→ INFORMATION GIVEN
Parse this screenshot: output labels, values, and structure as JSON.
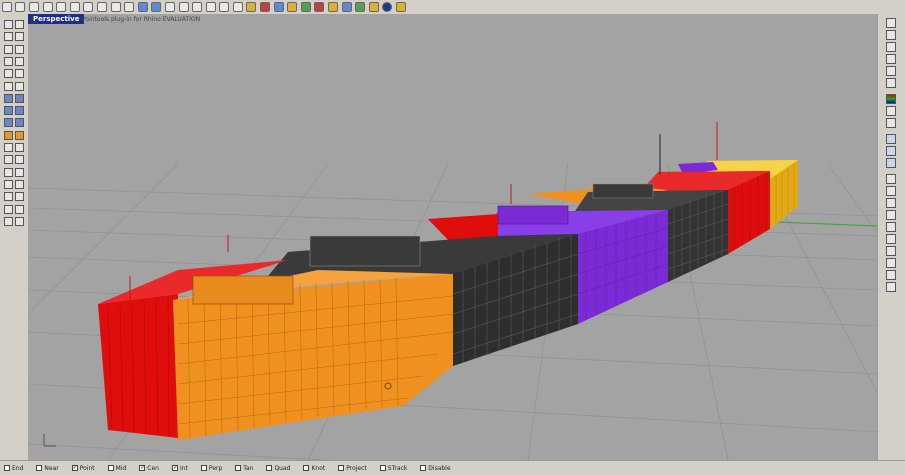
{
  "viewport": {
    "title": "Perspective",
    "note": "Pointools plug-in for Rhino EVALUATION"
  },
  "toolbar_top": {
    "icons": [
      "new-file",
      "open-file",
      "save-file",
      "print",
      "open-template",
      "cut",
      "copy",
      "paste",
      "undo",
      "redo",
      "pan",
      "rotate-view",
      "zoom-dynamic",
      "zoom-window",
      "zoom-extents",
      "zoom-selected",
      "zoom-all",
      "select-all",
      "properties",
      "render-preview",
      "shade",
      "light",
      "layer",
      "color-wheel",
      "material",
      "environment",
      "texture",
      "sun",
      "render",
      "help"
    ]
  },
  "status_bar": {
    "snaps": [
      {
        "label": "End",
        "checked": false
      },
      {
        "label": "Near",
        "checked": false
      },
      {
        "label": "Point",
        "checked": true
      },
      {
        "label": "Mid",
        "checked": false
      },
      {
        "label": "Cen",
        "checked": true
      },
      {
        "label": "Int",
        "checked": true
      },
      {
        "label": "Perp",
        "checked": false
      },
      {
        "label": "Tan",
        "checked": false
      },
      {
        "label": "Quad",
        "checked": false
      },
      {
        "label": "Knot",
        "checked": false
      },
      {
        "label": "Project",
        "checked": false
      },
      {
        "label": "STrack",
        "checked": false
      },
      {
        "label": "Disable",
        "checked": false
      }
    ]
  },
  "scene": {
    "model_colors": {
      "red": "#e00d0d",
      "orange": "#f0901f",
      "black": "#2a2a2a",
      "purple": "#7a2bd6",
      "yellow": "#f4c21c"
    },
    "background": "#a3a3a3",
    "grid_color": "#8a8a8a"
  }
}
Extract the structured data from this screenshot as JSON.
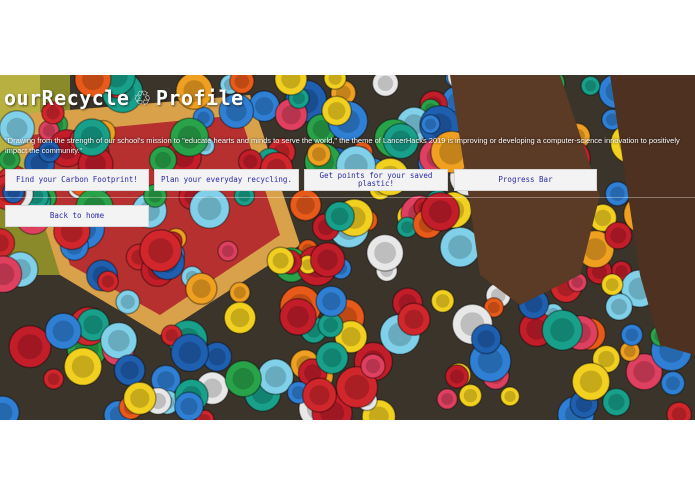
{
  "header": {
    "title_part1": "ourRecycle",
    "title_icon": "recycle-icon",
    "title_icon_glyph": "♲",
    "title_part2": "Profile"
  },
  "mission_text": "\"Drawing from the strength of our school's mission to \"educate hearts and minds to serve the world,\" the theme of LancerHacks 2019 is improving or developing a computer-science innovation to positively impact the community.\"",
  "nav": {
    "carbon_footprint": "Find your Carbon Footprint!",
    "plan_recycling": "Plan your everyday recycling.",
    "saved_plastic": "Get points for your saved plastic!",
    "progress_bar": "Progress Bar",
    "back_home": "Back to home"
  },
  "colors": {
    "button_text": "#2a2aa8",
    "button_bg": "#f3f3f3",
    "title_text": "#ffffff"
  }
}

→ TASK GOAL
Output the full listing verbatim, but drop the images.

→ RESULT OF THIS EXERCISE
Parse this screenshot: output labels, values, and structure as JSON.
{
  "viewport": {
    "title": "Perspective",
    "note": "Pointools plug-in for Rhino EVALUATION"
  },
  "toolbar_top": {
    "icons": [
      "new-file",
      "open-file",
      "save-file",
      "print",
      "open-template",
      "cut",
      "copy",
      "paste",
      "undo",
      "redo",
      "pan",
      "rotate-view",
      "zoom-dynamic",
      "zoom-window",
      "zoom-extents",
      "zoom-selected",
      "zoom-all",
      "select-all",
      "properties",
      "render-preview",
      "shade",
      "light",
      "layer",
      "color-wheel",
      "material",
      "environment",
      "texture",
      "sun",
      "render",
      "help"
    ]
  },
  "status_bar": {
    "snaps": [
      {
        "label": "End",
        "checked": false
      },
      {
        "label": "Near",
        "checked": false
      },
      {
        "label": "Point",
        "checked": true
      },
      {
        "label": "Mid",
        "checked": false
      },
      {
        "label": "Cen",
        "checked": true
      },
      {
        "label": "Int",
        "checked": true
      },
      {
        "label": "Perp",
        "checked": false
      },
      {
        "label": "Tan",
        "checked": false
      },
      {
        "label": "Quad",
        "checked": false
      },
      {
        "label": "Knot",
        "checked": false
      },
      {
        "label": "Project",
        "checked": false
      },
      {
        "label": "STrack",
        "checked": false
      },
      {
        "label": "Disable",
        "checked": false
      }
    ]
  },
  "scene": {
    "model_colors": {
      "red": "#e00d0d",
      "orange": "#f0901f",
      "black": "#2a2a2a",
      "purple": "#7a2bd6",
      "yellow": "#f4c21c"
    },
    "background": "#a3a3a3",
    "grid_color": "#8a8a8a"
  }
}
Extract the structured data from this screenshot as JSON.
{
  "header": {
    "title_part1": "ourRecycle",
    "title_icon": "recycle-icon",
    "title_icon_glyph": "♲",
    "title_part2": "Profile"
  },
  "mission_text": "\"Drawing from the strength of our school's mission to \"educate hearts and minds to serve the world,\" the theme of LancerHacks 2019 is improving or developing a computer-science innovation to positively impact the community.\"",
  "nav": {
    "carbon_footprint": "Find your Carbon Footprint!",
    "plan_recycling": "Plan your everyday recycling.",
    "saved_plastic": "Get points for your saved plastic!",
    "progress_bar": "Progress Bar",
    "back_home": "Back to home"
  },
  "colors": {
    "button_text": "#2a2aa8",
    "button_bg": "#f3f3f3",
    "title_text": "#ffffff"
  }
}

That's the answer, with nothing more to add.